### [Instructions for the task]
What lines below include the word "image"? Copy each one.

--- Given records Enclosed Below ---

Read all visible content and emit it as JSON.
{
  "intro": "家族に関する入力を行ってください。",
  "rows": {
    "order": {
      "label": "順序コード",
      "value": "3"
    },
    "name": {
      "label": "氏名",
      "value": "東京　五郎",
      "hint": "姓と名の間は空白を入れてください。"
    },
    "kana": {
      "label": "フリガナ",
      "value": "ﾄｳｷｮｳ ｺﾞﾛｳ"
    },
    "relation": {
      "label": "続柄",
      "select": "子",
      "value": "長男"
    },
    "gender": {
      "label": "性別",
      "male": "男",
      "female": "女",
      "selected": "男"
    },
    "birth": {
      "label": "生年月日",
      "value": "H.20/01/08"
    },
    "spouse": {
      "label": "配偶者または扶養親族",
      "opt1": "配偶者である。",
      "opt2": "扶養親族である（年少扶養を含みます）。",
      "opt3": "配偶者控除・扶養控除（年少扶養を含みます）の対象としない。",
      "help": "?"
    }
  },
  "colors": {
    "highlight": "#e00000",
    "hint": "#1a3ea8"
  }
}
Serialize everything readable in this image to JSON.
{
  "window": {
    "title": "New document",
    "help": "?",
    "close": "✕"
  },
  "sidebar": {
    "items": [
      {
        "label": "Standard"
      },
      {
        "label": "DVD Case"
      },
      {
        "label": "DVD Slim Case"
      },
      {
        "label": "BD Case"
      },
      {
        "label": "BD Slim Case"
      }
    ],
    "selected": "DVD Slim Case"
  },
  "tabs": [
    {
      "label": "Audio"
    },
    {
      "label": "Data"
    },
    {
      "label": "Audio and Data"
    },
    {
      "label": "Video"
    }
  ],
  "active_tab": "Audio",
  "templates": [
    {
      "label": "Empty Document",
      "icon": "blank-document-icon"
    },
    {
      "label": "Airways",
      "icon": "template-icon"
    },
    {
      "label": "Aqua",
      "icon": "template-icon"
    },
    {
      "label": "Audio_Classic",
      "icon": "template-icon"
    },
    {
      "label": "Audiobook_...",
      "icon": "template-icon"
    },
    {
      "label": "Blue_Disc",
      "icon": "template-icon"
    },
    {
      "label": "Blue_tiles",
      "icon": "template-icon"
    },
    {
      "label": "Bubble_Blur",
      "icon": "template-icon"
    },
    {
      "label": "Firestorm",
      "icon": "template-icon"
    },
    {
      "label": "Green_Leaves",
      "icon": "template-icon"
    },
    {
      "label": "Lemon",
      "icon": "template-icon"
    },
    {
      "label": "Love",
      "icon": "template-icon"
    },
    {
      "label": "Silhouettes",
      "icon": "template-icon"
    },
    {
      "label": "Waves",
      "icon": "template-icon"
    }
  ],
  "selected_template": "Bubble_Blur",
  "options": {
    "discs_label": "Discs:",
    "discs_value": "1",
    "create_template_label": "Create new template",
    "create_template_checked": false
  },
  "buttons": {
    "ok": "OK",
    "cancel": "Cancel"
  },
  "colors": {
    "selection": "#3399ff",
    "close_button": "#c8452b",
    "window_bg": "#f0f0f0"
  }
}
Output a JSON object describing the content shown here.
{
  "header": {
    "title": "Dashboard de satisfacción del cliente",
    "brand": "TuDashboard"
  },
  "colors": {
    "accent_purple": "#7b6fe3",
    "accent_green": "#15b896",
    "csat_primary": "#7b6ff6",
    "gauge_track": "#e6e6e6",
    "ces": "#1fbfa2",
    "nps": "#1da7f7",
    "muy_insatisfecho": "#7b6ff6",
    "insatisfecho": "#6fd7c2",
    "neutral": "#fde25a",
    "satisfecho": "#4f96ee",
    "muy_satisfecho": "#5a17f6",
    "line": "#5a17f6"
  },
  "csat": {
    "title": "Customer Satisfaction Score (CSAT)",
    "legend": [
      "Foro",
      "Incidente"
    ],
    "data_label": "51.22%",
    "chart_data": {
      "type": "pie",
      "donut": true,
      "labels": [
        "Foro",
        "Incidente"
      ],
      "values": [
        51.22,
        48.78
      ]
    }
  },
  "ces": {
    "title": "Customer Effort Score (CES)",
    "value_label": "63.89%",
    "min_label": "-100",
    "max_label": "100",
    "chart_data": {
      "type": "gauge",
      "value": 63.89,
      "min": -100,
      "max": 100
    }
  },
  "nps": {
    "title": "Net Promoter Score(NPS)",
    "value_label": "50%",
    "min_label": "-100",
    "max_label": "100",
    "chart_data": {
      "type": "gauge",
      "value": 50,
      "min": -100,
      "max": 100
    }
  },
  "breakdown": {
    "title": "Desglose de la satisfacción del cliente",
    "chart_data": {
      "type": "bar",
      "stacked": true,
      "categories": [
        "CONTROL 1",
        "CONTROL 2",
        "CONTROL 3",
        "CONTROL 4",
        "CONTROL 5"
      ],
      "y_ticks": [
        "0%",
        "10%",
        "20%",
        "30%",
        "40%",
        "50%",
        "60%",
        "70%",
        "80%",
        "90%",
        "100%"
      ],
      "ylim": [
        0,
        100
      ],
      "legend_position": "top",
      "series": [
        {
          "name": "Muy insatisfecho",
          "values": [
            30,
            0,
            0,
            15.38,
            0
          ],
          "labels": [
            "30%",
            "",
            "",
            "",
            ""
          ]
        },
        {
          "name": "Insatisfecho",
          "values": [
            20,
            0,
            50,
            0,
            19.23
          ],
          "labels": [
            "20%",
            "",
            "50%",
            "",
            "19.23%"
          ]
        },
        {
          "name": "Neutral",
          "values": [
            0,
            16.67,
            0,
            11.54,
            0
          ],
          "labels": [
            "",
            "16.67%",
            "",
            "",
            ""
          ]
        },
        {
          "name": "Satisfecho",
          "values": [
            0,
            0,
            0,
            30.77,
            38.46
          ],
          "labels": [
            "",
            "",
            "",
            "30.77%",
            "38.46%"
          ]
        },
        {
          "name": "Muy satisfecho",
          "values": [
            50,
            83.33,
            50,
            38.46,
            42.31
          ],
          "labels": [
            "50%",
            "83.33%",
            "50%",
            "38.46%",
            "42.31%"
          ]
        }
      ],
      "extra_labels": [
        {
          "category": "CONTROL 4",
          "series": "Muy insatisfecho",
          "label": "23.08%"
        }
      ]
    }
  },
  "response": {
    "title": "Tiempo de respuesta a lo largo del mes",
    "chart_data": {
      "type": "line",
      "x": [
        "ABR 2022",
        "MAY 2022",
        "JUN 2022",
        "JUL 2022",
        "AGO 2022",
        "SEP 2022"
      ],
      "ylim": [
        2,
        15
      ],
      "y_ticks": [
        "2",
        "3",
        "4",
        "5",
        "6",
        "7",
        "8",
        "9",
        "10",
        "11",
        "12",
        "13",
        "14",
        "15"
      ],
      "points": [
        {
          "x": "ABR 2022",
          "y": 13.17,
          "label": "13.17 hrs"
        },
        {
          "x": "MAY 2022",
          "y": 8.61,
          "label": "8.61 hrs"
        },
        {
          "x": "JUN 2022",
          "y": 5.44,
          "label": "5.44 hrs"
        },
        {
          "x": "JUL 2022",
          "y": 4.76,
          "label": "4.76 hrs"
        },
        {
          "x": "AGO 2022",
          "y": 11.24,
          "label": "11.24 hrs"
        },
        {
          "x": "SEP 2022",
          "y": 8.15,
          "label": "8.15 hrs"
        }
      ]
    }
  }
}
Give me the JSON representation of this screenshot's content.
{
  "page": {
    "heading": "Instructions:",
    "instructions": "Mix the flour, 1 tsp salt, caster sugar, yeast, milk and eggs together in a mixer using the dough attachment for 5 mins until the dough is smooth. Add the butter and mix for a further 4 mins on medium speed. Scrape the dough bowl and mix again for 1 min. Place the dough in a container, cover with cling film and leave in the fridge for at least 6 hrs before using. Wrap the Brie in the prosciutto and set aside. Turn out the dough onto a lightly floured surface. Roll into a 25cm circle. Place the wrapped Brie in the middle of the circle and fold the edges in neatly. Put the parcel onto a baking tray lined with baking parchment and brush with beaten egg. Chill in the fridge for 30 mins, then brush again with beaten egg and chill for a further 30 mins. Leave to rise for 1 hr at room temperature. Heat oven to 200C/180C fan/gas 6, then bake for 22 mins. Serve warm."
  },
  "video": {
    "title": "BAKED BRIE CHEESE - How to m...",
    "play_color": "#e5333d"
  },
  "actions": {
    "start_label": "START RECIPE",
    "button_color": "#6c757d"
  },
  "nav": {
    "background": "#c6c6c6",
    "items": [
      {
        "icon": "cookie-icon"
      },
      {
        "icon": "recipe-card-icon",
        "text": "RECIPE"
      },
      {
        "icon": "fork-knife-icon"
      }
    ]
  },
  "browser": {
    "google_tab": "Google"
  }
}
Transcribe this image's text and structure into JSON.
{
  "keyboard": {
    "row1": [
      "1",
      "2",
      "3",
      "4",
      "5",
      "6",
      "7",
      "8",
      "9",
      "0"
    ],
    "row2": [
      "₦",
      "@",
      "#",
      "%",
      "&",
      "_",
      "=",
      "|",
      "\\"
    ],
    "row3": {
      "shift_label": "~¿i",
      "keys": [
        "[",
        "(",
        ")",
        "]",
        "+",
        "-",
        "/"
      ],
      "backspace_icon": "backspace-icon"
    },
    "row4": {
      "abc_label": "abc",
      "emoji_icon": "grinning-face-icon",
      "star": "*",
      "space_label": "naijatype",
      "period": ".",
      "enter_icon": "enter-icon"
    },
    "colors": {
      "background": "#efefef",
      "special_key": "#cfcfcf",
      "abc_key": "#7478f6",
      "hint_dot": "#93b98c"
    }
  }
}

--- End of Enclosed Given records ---

### [Response to the exercise]
Serialize everything readable in this image to JSON.
Transcribe this image's text and structure into JSON.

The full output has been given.